In Brnovich v. Democratic National Committee, the court eviscerated the strongest remaining section of the Voting Rights Act of 1965 (VRA), Section 2, which held that election laws and voting rules that had a racially discriminatory impact could be blocked. (In 2013, the court, in Shelby v. Holder, neutered the VRA’s sections that allowed federal authorities to block regressive new election laws or voting rules in jurisdictions with histories of discrimination.) Perhaps most alarmingly in Brnovich, Justice Samuel Alito’s majority opinion resurrected a legal strategy embraced by the opponents of last century’s major civil rights reforms.
Brnovich held that some discriminatory impacts of an election law do not alone invalidate that law. That standard, put forth in “guideposts” laid out by Alito, means that suits challenging laws and rules that make voting harder must go beyond showing a discriminatory result. Those challenging a law must prove that its authors intended to discriminate—making it much harder to sue and win. Shifting the burden of proof from the result or effect of a law to its authors’ intent was a tactic of 1970s anti-civil rights litigants.
Read the rest at National Memo.

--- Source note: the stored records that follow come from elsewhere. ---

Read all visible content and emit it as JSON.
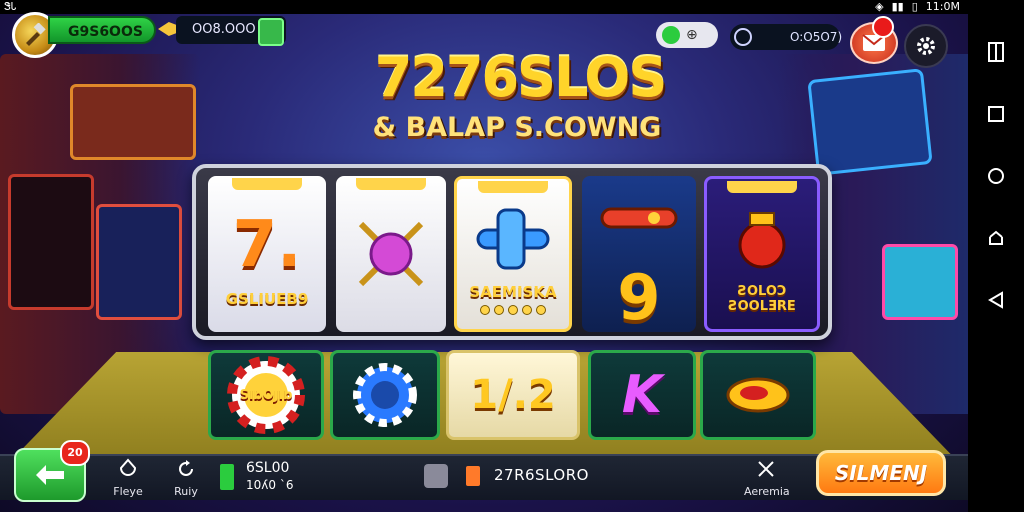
{
  "status_bar": {
    "left": "ᏕᏓ",
    "time": "11:0M"
  },
  "hud": {
    "coins": "G9S6OOS",
    "gems": "OO8.OOO",
    "timer": "O:O5O7)"
  },
  "title": {
    "main": "7276SLOS",
    "sub": "& BALAP S.COWNG"
  },
  "reels": [
    {
      "tag": "",
      "label": "GSLIUEB9",
      "symbol": "7."
    },
    {
      "tag": "",
      "label": "",
      "symbol": ""
    },
    {
      "tag": "",
      "label": "SAEMISKA",
      "symbol": ""
    },
    {
      "tag": "",
      "label": "",
      "symbol": "9"
    },
    {
      "tag": "",
      "label": "ƧOLOƆ\nƧOOLƎRE",
      "symbol": ""
    }
  ],
  "bottom_tiles": {
    "chip_label": "SlbOJlb",
    "center_value": "1/.2",
    "k_label": "K"
  },
  "bottom_bar": {
    "back_badge": "20",
    "items": [
      {
        "label": "Fleye"
      },
      {
        "label": "Ruiy"
      },
      {
        "label": "Aeremia"
      }
    ],
    "stat_a": "6SL00",
    "stat_b": "10ʎ0 ˋ6",
    "wallet": "27R6SLORO",
    "spin": "SILMENJ"
  }
}
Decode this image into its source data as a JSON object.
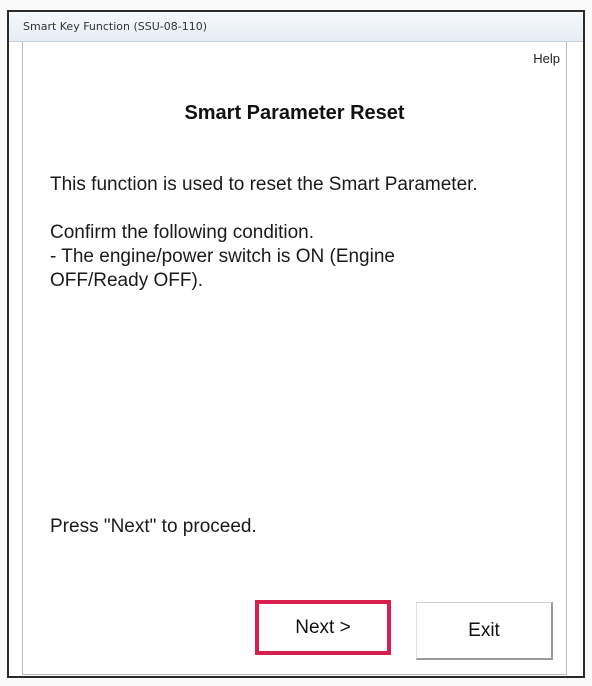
{
  "window": {
    "title": "Smart Key Function (SSU-08-110)"
  },
  "toolbar": {
    "help_label": "Help"
  },
  "main": {
    "heading": "Smart Parameter Reset",
    "description": "This function is used to reset the Smart Parameter.",
    "condition_intro": "Confirm the following condition.",
    "condition_line_1": "- The engine/power switch is ON (Engine",
    "condition_line_2": "OFF/Ready OFF).",
    "proceed_hint": "Press \"Next\" to proceed."
  },
  "buttons": {
    "next_label": "Next >",
    "exit_label": "Exit"
  },
  "colors": {
    "highlight_border": "#d8204f",
    "text": "#1a1a1a",
    "window_border": "#2a2a2a"
  }
}
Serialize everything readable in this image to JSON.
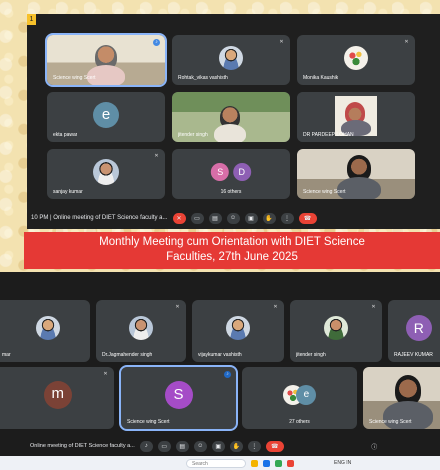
{
  "top_call": {
    "badge": "1",
    "participants": [
      {
        "name": "Science wing Scert",
        "kind": "video"
      },
      {
        "name": "Rohtak_vikas vashisth",
        "kind": "photo"
      },
      {
        "name": "Monika Kaushik",
        "kind": "flowers"
      },
      {
        "name": "ekta pawar",
        "kind": "letter",
        "letter": "e",
        "color": "#5f8ea6"
      },
      {
        "name": "jitender singh",
        "kind": "video"
      },
      {
        "name": "DR PARDEEP LOHAN",
        "kind": "video"
      },
      {
        "name": "sanjay kumar",
        "kind": "photo"
      },
      {
        "name": "16 others",
        "kind": "others",
        "letters": [
          "S",
          "D"
        ]
      },
      {
        "name": "Science wing Scert",
        "kind": "video"
      }
    ],
    "toolbar": {
      "time_meeting": "10 PM  |  Online meeting of DIET Science faculty a..."
    }
  },
  "banner": {
    "line1": "Monthly Meeting cum Orientation with DIET Science",
    "line2": "Faculties, 27th June 2025"
  },
  "bottom_call": {
    "participants": [
      {
        "name": "mar",
        "kind": "photo"
      },
      {
        "name": "Dr.Jagmahender singh",
        "kind": "photo"
      },
      {
        "name": "vijaykumar vashisth",
        "kind": "photo"
      },
      {
        "name": "jitender singh",
        "kind": "photo"
      },
      {
        "name": "RAJEEV KUMAR",
        "kind": "letter",
        "letter": "R",
        "color": "#8e5fb4"
      },
      {
        "name": "ekta pawar",
        "kind": "letter",
        "letter": "m",
        "color": "#7b4236"
      },
      {
        "name": "Science wing Scert",
        "kind": "letter",
        "letter": "S",
        "color": "#a54cc7"
      },
      {
        "name": "27 others",
        "kind": "others"
      },
      {
        "name": "Science wing Scert",
        "kind": "video"
      }
    ],
    "toolbar": {
      "meeting_title": "Online meeting of DIET Science faculty a..."
    }
  },
  "taskbar": {
    "search_placeholder": "Search",
    "tray_text": "ENG IN"
  },
  "colors": {
    "banner_red": "#e53935",
    "active_outline": "#8ab4f8",
    "end_call_red": "#ea4335"
  }
}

Steven Rosenfeld is the editor and chief correspondent of Voting Booth, a project of the Independent Media Institute. He has reported for National Public Radio, Marketplace, and Christian Science Monitor Radio, as well as a wide range of progressive publications including Salon, AlterNet, the American Prospect, and many others.